Emma Woodhouse, handsome, clever, and rich, with a comfortable home and happy disposition, seemed to unite some of the best blessings of existence; and had lived nearly twenty-one years in the world with very little to distress or vex her.
So we meet the heroine of Jane Austen's Emma. In the first paragraph of the novel she seems a quite unexceptional young lady. Indeed, the perfect heroine of a novel. We need only wait for her hero to appear and whisk her off to a happily every after. But between the introduction and the whisking, we get to know Emma Woodhouse a bit better and, by the end, might tend to agree with Jane Austen's assessment that no one else will much like her.
Our Emma seems to have all the traits you find annoying in romance heroines. She's just a little bit feisty, very opinionated, bossy as all get out and too, too convinced of her own abilities. She's a busybody and a bit of a snob.
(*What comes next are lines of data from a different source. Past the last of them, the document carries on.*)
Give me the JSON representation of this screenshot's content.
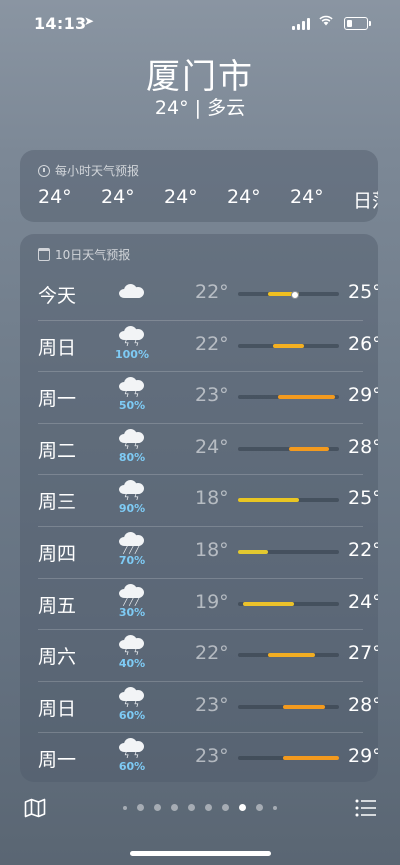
{
  "status_bar": {
    "time": "14:13",
    "location_icon": "location-arrow-icon",
    "signal_icon": "cellular-signal-icon",
    "wifi_icon": "wifi-icon",
    "battery_icon": "battery-icon",
    "battery_level": 0.25
  },
  "header": {
    "city": "厦门市",
    "summary": "24° | 多云"
  },
  "hourly": {
    "title": "每小时天气预报",
    "icon": "clock-icon",
    "temps": [
      "24°",
      "24°",
      "24°",
      "24°",
      "24°"
    ],
    "trailing_label": "日落"
  },
  "daily": {
    "title": "10日天气预报",
    "icon": "calendar-icon",
    "days": [
      {
        "name": "今天",
        "icon": "cloud-icon",
        "precip": "",
        "low": "22°",
        "high": "25°",
        "bar_start": 0.3,
        "bar_end": 0.6,
        "bar_color": "#f0c020",
        "current": 0.55
      },
      {
        "name": "周日",
        "icon": "thunderstorm-icon",
        "precip": "100%",
        "low": "22°",
        "high": "26°",
        "bar_start": 0.35,
        "bar_end": 0.65,
        "bar_color": "#f5b020"
      },
      {
        "name": "周一",
        "icon": "thunderstorm-icon",
        "precip": "50%",
        "low": "23°",
        "high": "29°",
        "bar_start": 0.4,
        "bar_end": 0.96,
        "bar_color": "#f39a1e"
      },
      {
        "name": "周二",
        "icon": "thunderstorm-icon",
        "precip": "80%",
        "low": "24°",
        "high": "28°",
        "bar_start": 0.5,
        "bar_end": 0.9,
        "bar_color": "#f39a1e"
      },
      {
        "name": "周三",
        "icon": "thunderstorm-icon",
        "precip": "90%",
        "low": "18°",
        "high": "25°",
        "bar_start": 0.0,
        "bar_end": 0.6,
        "bar_color": "#e9c623"
      },
      {
        "name": "周四",
        "icon": "rain-icon",
        "precip": "70%",
        "low": "18°",
        "high": "22°",
        "bar_start": 0.0,
        "bar_end": 0.3,
        "bar_color": "#e3c930"
      },
      {
        "name": "周五",
        "icon": "rain-icon",
        "precip": "30%",
        "low": "19°",
        "high": "24°",
        "bar_start": 0.05,
        "bar_end": 0.55,
        "bar_color": "#ecc22a"
      },
      {
        "name": "周六",
        "icon": "thunderstorm-icon",
        "precip": "40%",
        "low": "22°",
        "high": "27°",
        "bar_start": 0.3,
        "bar_end": 0.76,
        "bar_color": "#f2ad22"
      },
      {
        "name": "周日",
        "icon": "thunderstorm-icon",
        "precip": "60%",
        "low": "23°",
        "high": "28°",
        "bar_start": 0.45,
        "bar_end": 0.86,
        "bar_color": "#f39a1e"
      },
      {
        "name": "周一",
        "icon": "thunderstorm-icon",
        "precip": "60%",
        "low": "23°",
        "high": "29°",
        "bar_start": 0.45,
        "bar_end": 1.0,
        "bar_color": "#f39a1e"
      }
    ]
  },
  "bottom_bar": {
    "map_icon": "map-icon",
    "list_icon": "list-icon",
    "page_count": 10,
    "active_page": 8
  }
}
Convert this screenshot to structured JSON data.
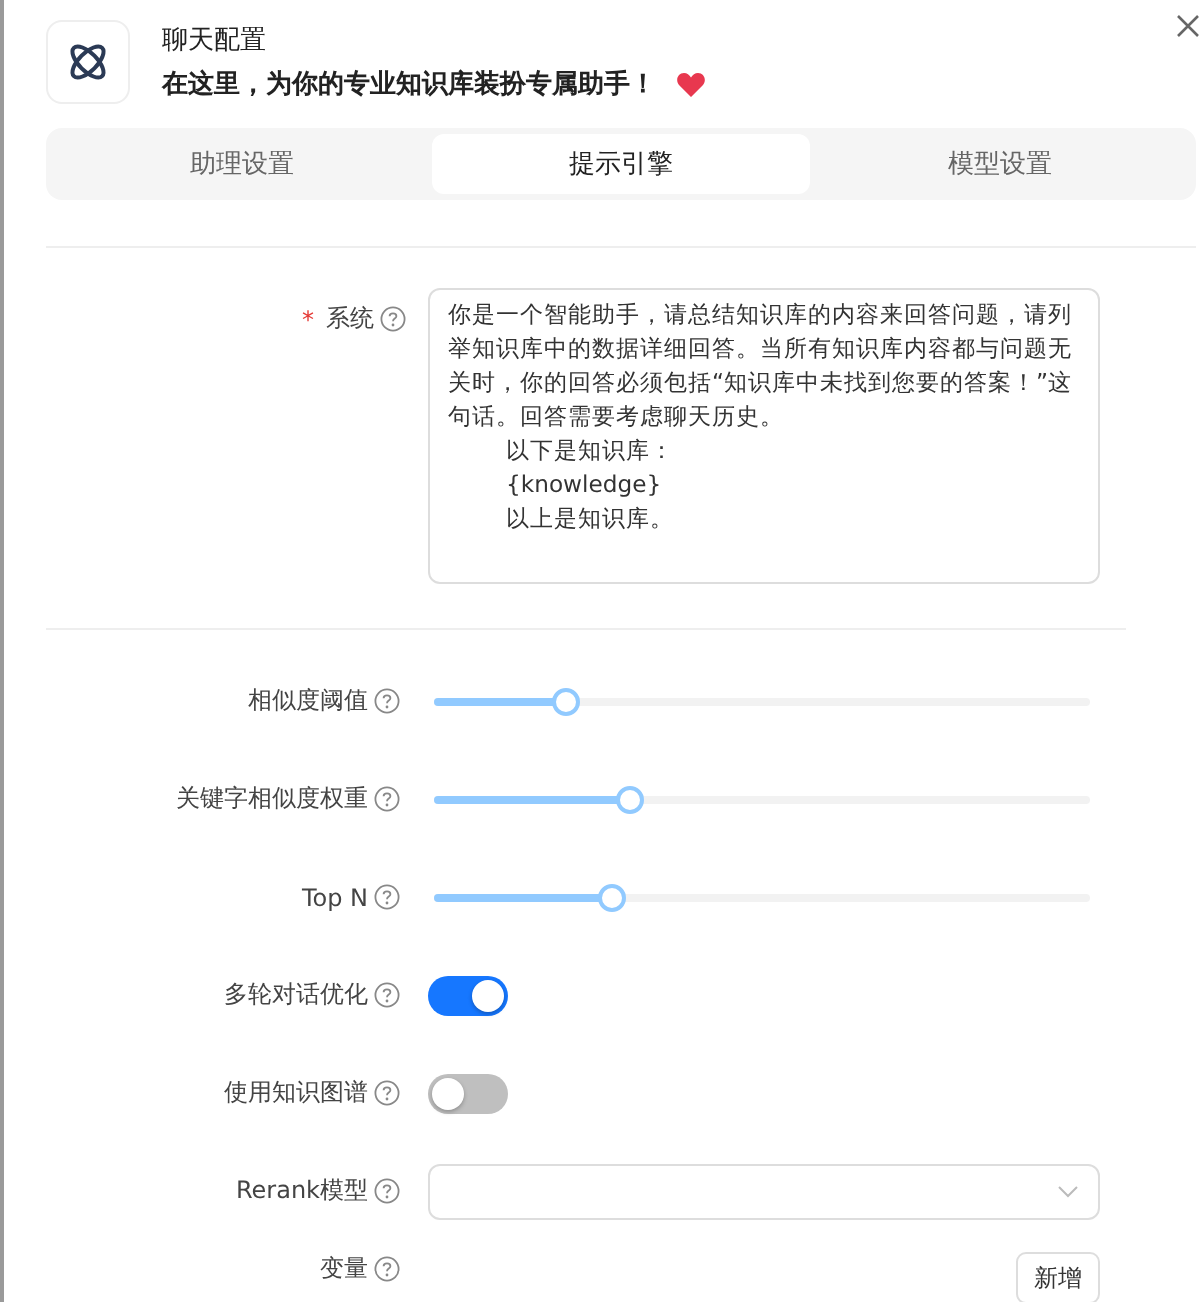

Perhaps Emma is not sneaking out of the house dressed in her groom's clothes to spy on—say—Mr. Knightley or sweeping into a ballroom in all her finery to challenge her host's political leanings or setting up a laboratory in her stillroom to practice arcane science, but she certainly is presiding over her own little group with all the feistiness, stubbornness and self-assurance of any of these heroines. To give Emma her due, however, she's got a bit of a rough row. Granted, she's handsome, clever and rich, but she's also the only person in her family left to care for her valetudinarian father. This can't be what she thought she'd be doing when she hit 20. And Mr. Woodhouse isn't easy. He's as worried about Emma's health as his own and keeps her on a short leash.
Although you would never be able to convince Emma of it, she lacks the noblesse oblige she should be displaying as the daughter of a prominent citizen and the de facto “first lady” of the village. Of course, she visits the poor and has taken poor, hapless Harriet under her wing. She is polite to the tradesmen and happily condescending to the nouveau riche. But she is less than kind to the reserved Jane Fairfax, who is the niece of Miss Bates, the impecunious daughter, of the late vicar and who is sadly destined for life as a governess.